Written by Margot Lee Shetterly, herself an African-American, whose father was a research scientist at NASA during that period. His accounts of the work, and of his co-workers inspired her to research and tell the story of some of these women whose contributions were hardly known, let alone recognised. Shetterly is the founder of The Human Computer Project which is an endeavour to recover the names and accomplishments of all of the women who worked as computers, mathematicians, scientists and engineers at the NACA and NASA from the 1930s through the 1980s.

Just this year, the street outside NASA’s headquarters has been named “Hidden Figures Way”, in belated honour of these three African-American women whose work helped pave the way for future generations at the space agency.

The book Hidden Figures has also been adapted as a film by the same name, which captures the spirit of the book, although not the details of the work environment at the NASA Langley Research Centre, and the lives and experiences of these women.

In the meanwhile we are proud to honour all the women who are, rightfully, no longer simply hidden figures. What all the women (hidden and otherwise) do have in common is the passion that drove them to achieve their dreams.

As Ritu Karidhal has said “Since my childhood, I realised that science was not just a subject for me, it was a passion. When you are passionate about something, it just keeps you going, it doesn’t matter who is in front of you or what obstacles comes.”

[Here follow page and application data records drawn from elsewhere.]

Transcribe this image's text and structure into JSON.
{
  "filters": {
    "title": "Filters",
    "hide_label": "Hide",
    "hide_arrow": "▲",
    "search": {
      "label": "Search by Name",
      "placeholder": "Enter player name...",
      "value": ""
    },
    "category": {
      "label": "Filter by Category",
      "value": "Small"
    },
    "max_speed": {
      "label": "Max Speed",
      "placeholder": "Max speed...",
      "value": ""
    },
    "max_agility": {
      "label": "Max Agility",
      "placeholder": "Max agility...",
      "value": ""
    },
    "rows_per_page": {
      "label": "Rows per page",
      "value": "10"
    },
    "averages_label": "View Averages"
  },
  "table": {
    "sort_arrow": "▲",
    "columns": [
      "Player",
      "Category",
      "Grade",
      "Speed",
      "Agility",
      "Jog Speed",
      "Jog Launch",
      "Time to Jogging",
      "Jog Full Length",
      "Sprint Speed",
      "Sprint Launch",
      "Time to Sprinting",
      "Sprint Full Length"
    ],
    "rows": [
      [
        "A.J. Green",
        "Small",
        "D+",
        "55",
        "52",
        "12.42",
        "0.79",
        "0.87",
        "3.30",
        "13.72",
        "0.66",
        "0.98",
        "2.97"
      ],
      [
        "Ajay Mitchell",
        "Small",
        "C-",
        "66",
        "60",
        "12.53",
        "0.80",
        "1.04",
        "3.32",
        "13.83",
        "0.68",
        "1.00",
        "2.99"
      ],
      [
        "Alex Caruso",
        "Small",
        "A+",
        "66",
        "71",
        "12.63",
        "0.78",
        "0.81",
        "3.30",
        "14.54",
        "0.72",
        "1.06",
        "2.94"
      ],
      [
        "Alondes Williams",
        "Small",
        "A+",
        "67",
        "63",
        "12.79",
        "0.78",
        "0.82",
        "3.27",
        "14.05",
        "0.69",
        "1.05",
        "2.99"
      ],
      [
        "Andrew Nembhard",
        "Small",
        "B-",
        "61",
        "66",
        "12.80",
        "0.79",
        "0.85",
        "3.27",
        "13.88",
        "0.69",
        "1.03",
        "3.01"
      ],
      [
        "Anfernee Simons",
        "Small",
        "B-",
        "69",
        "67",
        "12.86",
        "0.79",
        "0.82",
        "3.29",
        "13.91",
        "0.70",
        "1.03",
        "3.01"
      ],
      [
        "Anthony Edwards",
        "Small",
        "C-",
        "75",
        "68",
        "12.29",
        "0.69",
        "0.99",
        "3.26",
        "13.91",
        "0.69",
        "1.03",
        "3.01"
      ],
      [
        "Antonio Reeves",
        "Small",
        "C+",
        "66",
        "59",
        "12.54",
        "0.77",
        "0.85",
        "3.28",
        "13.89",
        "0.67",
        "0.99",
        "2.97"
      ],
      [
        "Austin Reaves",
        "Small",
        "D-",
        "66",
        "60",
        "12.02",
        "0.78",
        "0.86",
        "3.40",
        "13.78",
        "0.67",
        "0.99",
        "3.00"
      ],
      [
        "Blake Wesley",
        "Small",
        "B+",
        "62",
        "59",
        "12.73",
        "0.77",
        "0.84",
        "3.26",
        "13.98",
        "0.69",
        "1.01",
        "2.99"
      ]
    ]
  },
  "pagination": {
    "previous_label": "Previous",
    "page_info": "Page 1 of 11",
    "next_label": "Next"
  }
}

Yes, even the sky is not the limit for those who not just dream, and but also dare!

–Mamata